mra. Til ?-I'd.? -pr.n-r.--tr->. ?ur?t > ?la
ti". Uaadyrar. ? ?Ikos.r?.
Griffin's Shoe Polishes and Dressings
fco- < rr.-im. tt? orette?r%e thxf Irathrr. Whit.
femore brand, t.aale braid, (tlu-ihm
hrand. lllxb>*a brand. \era brand. I.eaibrr
ijf?. blaeit. Mtib?KK>T. krovtn ar ara y.
W hite? ar ealared aba? elea aera. Sarde
(Hiwdrr?, krimhra; ahne ahlalaa: antat mt
fl-SO. Wand berla, aba* at ret ehe ra, abae
lare?, all ealara and Irn^tka- heel raaa>?*l?.
arrb aapparta. % ralla aa Ira. d&r a pair;
lat bra brut-bra. Haataataa rrrum?, AA
637 F ST. I. W. WASHINGTON
TEL. MAIN 9468
A prat-iaral abar repatria?,
aatat tba? Mill ?-annU- e%er>

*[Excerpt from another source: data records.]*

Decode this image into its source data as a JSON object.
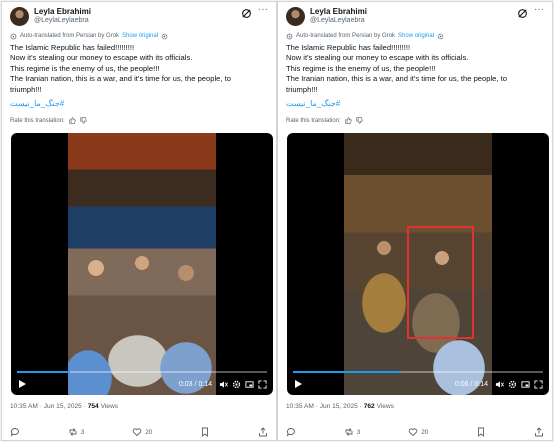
{
  "posts": [
    {
      "author_name": "Leyla Ebrahimi",
      "author_handle": "@LeylaLeylaebra",
      "translated_label": "Auto-translated from Persian by Grok",
      "show_original": "Show original",
      "lines": [
        "The Islamic Republic has failed!!!!!!!!!",
        "Now it's stealing our money to escape with its officials.",
        "This regime is the enemy of us, the people!!!",
        "The Iranian nation, this is a war, and it's time for us, the people, to",
        "triumph!!!"
      ],
      "hashtag": "#جنگ_ما_نیست",
      "rate_label": "Rate this translation:",
      "video_time": "0:03 / 0:14",
      "video_progress": 0.21,
      "post_time": "10:35 AM · Jun 15, 2025 · ",
      "views_count": "754",
      "views_label": " Views",
      "reposts": "3",
      "likes": "20"
    },
    {
      "author_name": "Leyla Ebrahimi",
      "author_handle": "@LeylaLeylaebra",
      "translated_label": "Auto-translated from Persian by Grok",
      "show_original": "Show original",
      "lines": [
        "The Islamic Republic has failed!!!!!!!!!",
        "Now it's stealing our money to escape with its officials.",
        "This regime is the enemy of us, the people!!!",
        "The Iranian nation, this is a war, and it's time for us, the people, to",
        "triumph!!!"
      ],
      "hashtag": "#جنگ_ما_نیست",
      "rate_label": "Rate this translation:",
      "video_time": "0:06 / 0:14",
      "video_progress": 0.43,
      "post_time": "10:35 AM · Jun 15, 2025 · ",
      "views_count": "762",
      "views_label": " Views",
      "reposts": "3",
      "likes": "20"
    }
  ],
  "colors": {
    "link": "#1d9bf0",
    "muted": "#536471",
    "highlight_box": "#e3312f"
  },
  "icons": [
    "grok-icon",
    "more-icon",
    "gear-icon",
    "thumbs-up-icon",
    "thumbs-down-icon",
    "play-icon",
    "volume-icon",
    "settings-icon",
    "fullscreen-icon",
    "reply-icon",
    "repost-icon",
    "like-icon",
    "bookmark-icon",
    "share-icon"
  ]
}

ffawllr In - VI ??.htn-fttea tm
praellee traje ???? It
arili redare ya*mr abae repair
Init bill TS per rent. I'anr
aia?- la??? with every aatdi.
Kleel abaentaber?' hmxmmme-r.
eatra bea* ? ataad. K*eharda*
ateel kalte?, nail?, beel platea
aad maa> atber atrrrmmmry
t?M*la atabe an tbe aatat at
fS.T.V Other ?affli? far le-a.
Bay leather and all aba?? re*
pa Irina; material mt aeiS
*f.hwWal?* prl-r-ira |a anr fitrr.
Tbr vsrll-kaevsa rei I a Me bla?
fer I.Sie. aad tarato* abara
All .lar. all abapea.
PER 1 LADIES' .toc
IN all cooking and baking recipes use Karo instead of sugar. Karo is sweet
?of delicate flavor. It brings out the natural flavor of the food. It is fine
for home candy-making and preserving. Use Karo half and half with sugar
or use straight Karo if preferred.
You can't buy enough sugar at your grocers!
You can buy plenty of K?ro today?
Buy in Quantities - - Save Money
There are Thiw l?nds of Karo
"Crystal Vhiie-in the Red Can, 'Golden
Bfonraf-ia theBlue ?a?n;MMaple Flavor
ihe new Karo with plenty of substance
and a ridi MapleTasie -/a f?t* Green Ow.
Important Notice About Free Book
Prepare for Xmas Candy-making at Home this year. Sugar shortage
mean* a Candy shortage aad Higher prie? ?ot candy. Karo <amdifi
are easily aad e^omicall?* made at home. FHEE?Writ? na today
for beant?fnlly illustrated book of recipe?. Showi how to make
Zmat Candies at hone. Oda Protest? Belning 0*mpsx\y, P. 0.
?a? 161, Hew York City.